A Korean research team has successfully developed a method to manufacture plastic materials with bacteria. Much attention is being paid to whether or not the method will lead to the replacement of plastic products made from petrochemicals with biochemical products.
On August 5, a research team led by Dr. Woo Han-min from the Korea Institute of Science and Technology and Sim Sang-joon, a professor from Korea University, announced that they developed a technique to directly produce succinic acid from microalgae using genetically-modified bacteria. As a core precursor to bio-chemical materials, succinic acid can be utilized in plastic, coating materials, synthetic plasticizers, urethane, and solvents through additional chemical reactions.

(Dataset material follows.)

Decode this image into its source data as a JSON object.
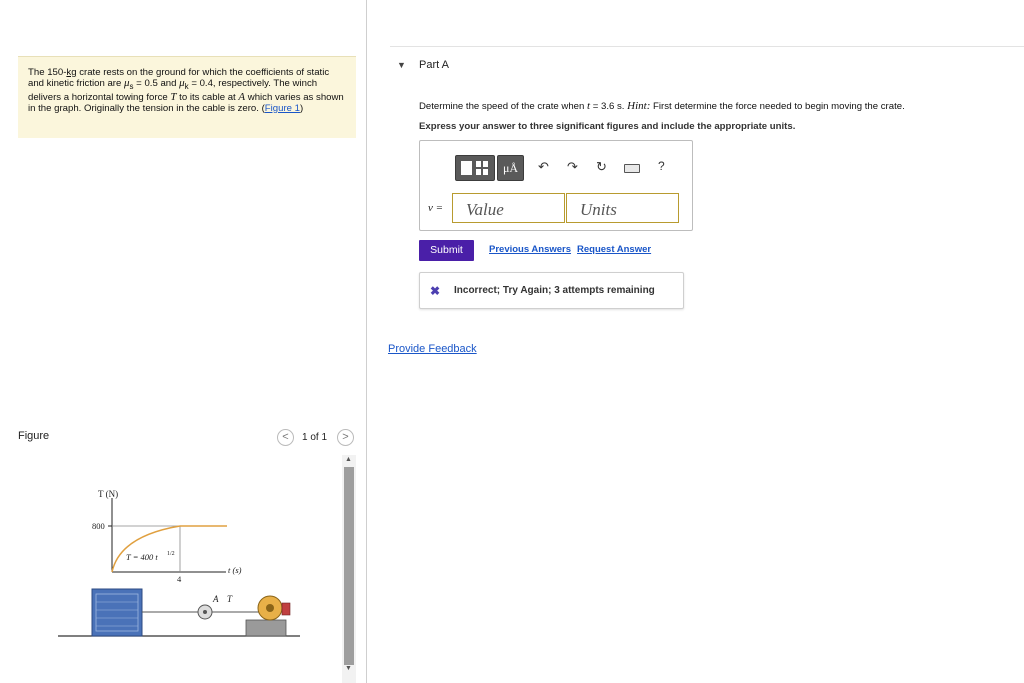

The newly-developed bacteria are an improved version of Corynebacterium glutamicum, which is utilized in the production of amino acids and hexane. It is possible to produce highly-efficient succinic acid by directly making amylase. The team anticipates that their method is expected to be commercialized easily, since succinic acid has been used in existing industries, including the food industry.
Dr. Woo said, “This study was aimed at developing a technique to make next-gen sustainable bio-chemical products that can respond to the depletion of fossil fuels and climate change.”
The research findings were first published online on July 24 by Scientific Reports, an online open access scientific journal published by the Nature Publishing Group.